It’s not breaking news to note that print media has been through a lot of change during the past decade, especially in terms of its forced and jagged transition to digital production. This well-documented shift has come with equally well-documented challenges, including the struggle to get readers to pay for digital subscriptions when free news online is often available with a click.
Metis graduate Kai-Ray Wang works to boost digital subscriptions at The New York Times as an Analytics Manager on the Consumer Acquisition team.
“I partner closely with the marketing and media teams to drive our digital subscription business. My team's scope of work is primarily focused on maximizing the efficiency of our online and offline ad spend,” explains Wang.
Before the bootcamp, and since graduating with a B.A. in Economics from New York University in 2010, Wang has worked in a variety of marketing analytics roles. But in 2016, he came across something that further shaped his career goals and trajectory.
“Early in my career, the majority of my modeling and coding experience was self-taught and somewhat limited,” he said. “It wasn't until around 2016, when I was exposed to big data and machine learning while working at a programmatic ad tech company, that I truly understood the vast scope and power of data science and decided to pivot my career towards coding full-time.”
He began doing research on next steps and started seriously considering bootcamps and other part-time coursework options.
“Ultimately, I decided that the immersive nature of a bootcamp would be the best way to build the skill set I was looking for,” he said, adding that many of his friends had gone through bootcamp experiences and had positive feedback and career changes to show for it.
Within five months of graduating from Metis, Wang landed his current role at The New York Times. He credits his time in the bootcamp as critical to achieving his current on-the-job success, with particular emphasis on the importance of his classmates in shaping his learning experience and outcomes.
“One of the things I appreciated most about my time at Metis was the diversity of students in my class. Everyone comes in with a different background and varying levels of expertise in aspects of data science,” said Wang. “It’s important to leverage them as much as you would your instructors.”
At The New York Times, Wang’s ongoing projects include building out the company’s Media Mix Modeling capabilities and executing tests for its ad targeting models. He’s using many of the skills he gained while in the bootcamp, including working in Python and SQL (BigQuery) with a focus on data cleaning, modeling, and visualization. For analysis and visualization projects, he’s been using Pandas, Plotly, and Seaborn.

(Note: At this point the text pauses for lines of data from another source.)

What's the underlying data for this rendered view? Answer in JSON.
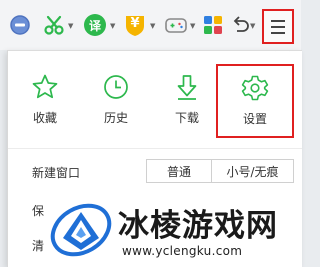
{
  "toolbar": {
    "items": [
      {
        "icon": "compat-mode-icon"
      },
      {
        "icon": "screenshot-scissors-icon"
      },
      {
        "icon": "translate-icon",
        "label": "译"
      },
      {
        "icon": "coupon-icon",
        "label": "¥"
      },
      {
        "icon": "game-controller-icon"
      },
      {
        "icon": "apps-grid-icon"
      },
      {
        "icon": "undo-icon"
      },
      {
        "icon": "menu-icon"
      }
    ],
    "colors": {
      "green": "#2db84d",
      "gold": "#f5b400",
      "blue": "#2f7fe0",
      "red": "#e02020"
    }
  },
  "menu": {
    "quick_actions": [
      {
        "label": "收藏",
        "icon": "star-icon"
      },
      {
        "label": "历史",
        "icon": "clock-icon"
      },
      {
        "label": "下载",
        "icon": "download-icon"
      },
      {
        "label": "设置",
        "icon": "gear-icon",
        "highlighted": true
      }
    ],
    "new_window": {
      "label": "新建窗口",
      "options": [
        "普通",
        "小号/无痕"
      ]
    },
    "row2_label": "保",
    "row3_label": "清"
  },
  "watermark": {
    "title": "冰棱游戏网",
    "url": "www.yclengku.com"
  },
  "accent_color": "#2db84d"
}
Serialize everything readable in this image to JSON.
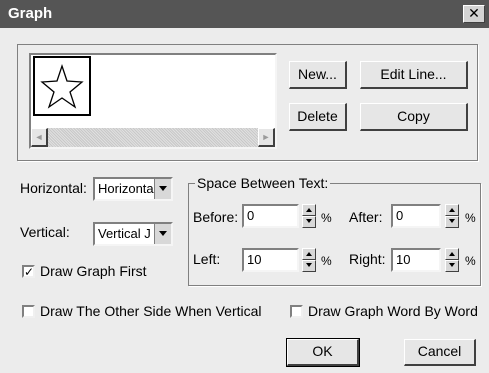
{
  "window": {
    "title": "Graph",
    "close_glyph": "✕"
  },
  "preview": {
    "icon": "star-icon",
    "scroll_left": "◄",
    "scroll_right": "►"
  },
  "buttons": {
    "new": "New...",
    "edit_line": "Edit Line...",
    "delete": "Delete",
    "copy": "Copy",
    "ok": "OK",
    "cancel": "Cancel"
  },
  "horizontal": {
    "label": "Horizontal:",
    "value": "Horizontal"
  },
  "vertical": {
    "label": "Vertical:",
    "value": "Vertical J"
  },
  "space_group": {
    "title": "Space Between Text:",
    "before": {
      "label": "Before:",
      "value": "0",
      "unit": "%"
    },
    "after": {
      "label": "After:",
      "value": "0",
      "unit": "%"
    },
    "left": {
      "label": "Left:",
      "value": "10",
      "unit": "%"
    },
    "right": {
      "label": "Right:",
      "value": "10",
      "unit": "%"
    }
  },
  "checkboxes": {
    "draw_graph_first": {
      "label": "Draw Graph First",
      "checked": true
    },
    "draw_other_side": {
      "label": "Draw The Other Side When Vertical",
      "checked": false
    },
    "word_by_word": {
      "label": "Draw Graph Word By Word",
      "checked": false
    }
  }
}
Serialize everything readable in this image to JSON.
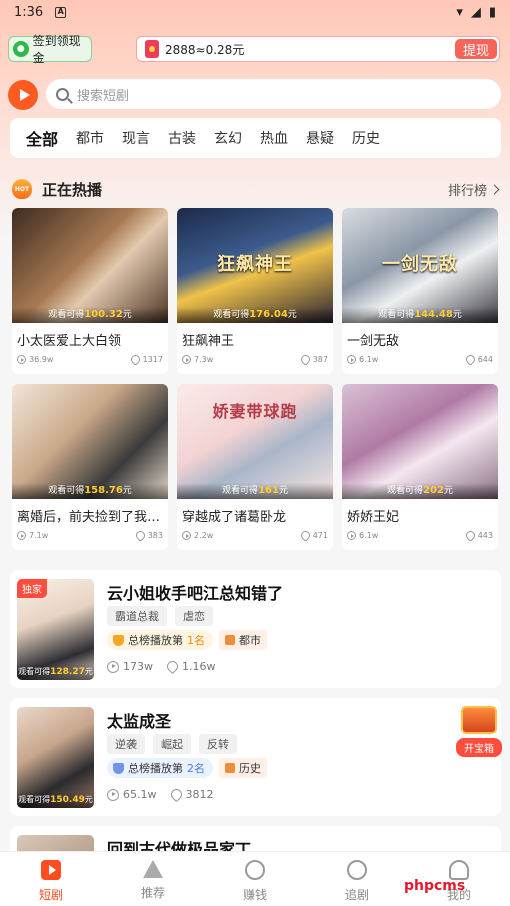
{
  "status": {
    "time": "1:36",
    "a_icon": "A"
  },
  "top": {
    "signin_label": "签到领现金",
    "coins_text": "2888≈0.28元",
    "withdraw_label": "提现",
    "search_placeholder": "搜索短剧"
  },
  "categories": [
    "全部",
    "都市",
    "现言",
    "古装",
    "玄幻",
    "热血",
    "悬疑",
    "历史"
  ],
  "hot": {
    "icon_text": "HOT",
    "title": "正在热播",
    "rank_link": "排行榜",
    "earn_prefix": "观看可得",
    "earn_suffix": "元",
    "items": [
      {
        "title": "小太医爱上大白领",
        "cover_text": "",
        "earn": "100.32",
        "plays": "36.9w",
        "likes": "1317"
      },
      {
        "title": "狂飙神王",
        "cover_text": "狂飙神王",
        "earn": "176.04",
        "plays": "7.3w",
        "likes": "387"
      },
      {
        "title": "一剑无敌",
        "cover_text": "一剑无敌",
        "earn": "144.48",
        "plays": "6.1w",
        "likes": "644"
      },
      {
        "title": "离婚后，前夫捡到了我的...",
        "cover_text": "",
        "earn": "158.76",
        "plays": "7.1w",
        "likes": "383"
      },
      {
        "title": "穿越成了诸葛卧龙",
        "cover_text": "娇妻带球跑",
        "earn": "161",
        "plays": "2.2w",
        "likes": "471"
      },
      {
        "title": "娇娇王妃",
        "cover_text": "",
        "earn": "202",
        "plays": "6.1w",
        "likes": "443"
      }
    ]
  },
  "list": [
    {
      "badge": "独家",
      "title": "云小姐收手吧江总知错了",
      "tags": [
        "霸道总裁",
        "虐恋"
      ],
      "rank_text": "总榜播放第",
      "rank_num": "1名",
      "genre": "都市",
      "earn": "128.27",
      "plays": "173w",
      "likes": "1.16w"
    },
    {
      "badge": "",
      "title": "太监成圣",
      "tags": [
        "逆袭",
        "崛起",
        "反转"
      ],
      "rank_text": "总榜播放第",
      "rank_num": "2名",
      "genre": "历史",
      "earn": "150.49",
      "plays": "65.1w",
      "likes": "3812"
    },
    {
      "title": "回到古代做极品家丁"
    }
  ],
  "treasure_label": "开宝箱",
  "tabs": [
    "短剧",
    "推荐",
    "赚钱",
    "追剧",
    "我的"
  ],
  "watermark": "phpcms",
  "colors": {
    "accent": "#ff4d1f",
    "gold": "#ffcc33",
    "red": "#ff4d3d"
  }
}
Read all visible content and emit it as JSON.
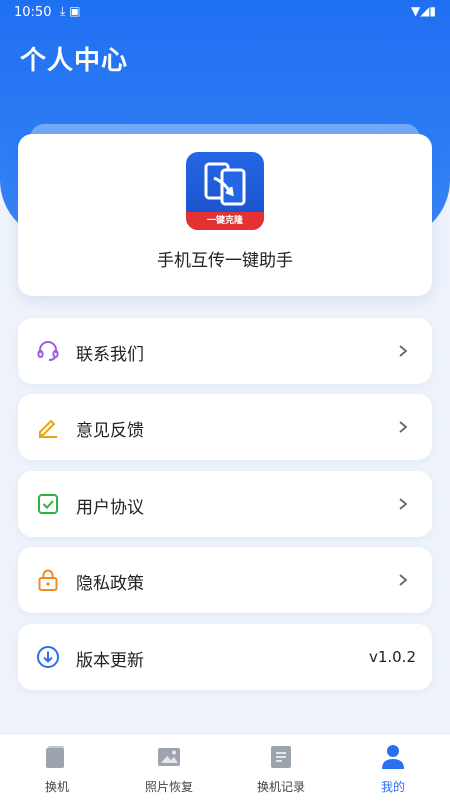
{
  "status_bar": {
    "time": "10:50"
  },
  "header": {
    "title": "个人中心"
  },
  "app_card": {
    "logo_banner": "一键克隆",
    "app_name": "手机互传一键助手"
  },
  "menu": {
    "contact": {
      "label": "联系我们",
      "icon": "headset-icon"
    },
    "feedback": {
      "label": "意见反馈",
      "icon": "pencil-icon"
    },
    "agreement": {
      "label": "用户协议",
      "icon": "checkbox-icon"
    },
    "privacy": {
      "label": "隐私政策",
      "icon": "lock-icon"
    },
    "version": {
      "label": "版本更新",
      "value": "v1.0.2",
      "icon": "download-icon"
    }
  },
  "tabs": [
    {
      "label": "换机",
      "icon": "phone-icon"
    },
    {
      "label": "照片恢复",
      "icon": "photo-icon"
    },
    {
      "label": "换机记录",
      "icon": "record-icon"
    },
    {
      "label": "我的",
      "icon": "user-icon",
      "active": true
    }
  ],
  "colors": {
    "primary": "#2a6ff0",
    "header": "#1f6ff2",
    "contact_icon": "#9b5de5",
    "feedback_icon": "#e8a317",
    "agreement_icon": "#2fb344",
    "privacy_icon": "#f08a24",
    "version_icon": "#2a6ff0"
  }
}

Of course, the career transition hasn’t come without challenges. For Wang, going from self-taught coder, to bootcamp student, then moving almost directly into a role at a high-powered company has caused some friction. While trying to learn the tech stack on-the-go, for example, he still has to focus some energy on boosting efficiency in Python and SQL, which can compound to feel like a double workload.
But the persistence is already paying off, and Wang has a plan in place to further positively impact the media giant and expand its readership.
“I’m looking forward to making a measurable impact on our media strategy,” he said, ”by increasing the speed and accuracy at which we are able to provide optimization recommendations through modeling and testing.”
Interested in reading more about the student/alumni experience? Check out more stories here.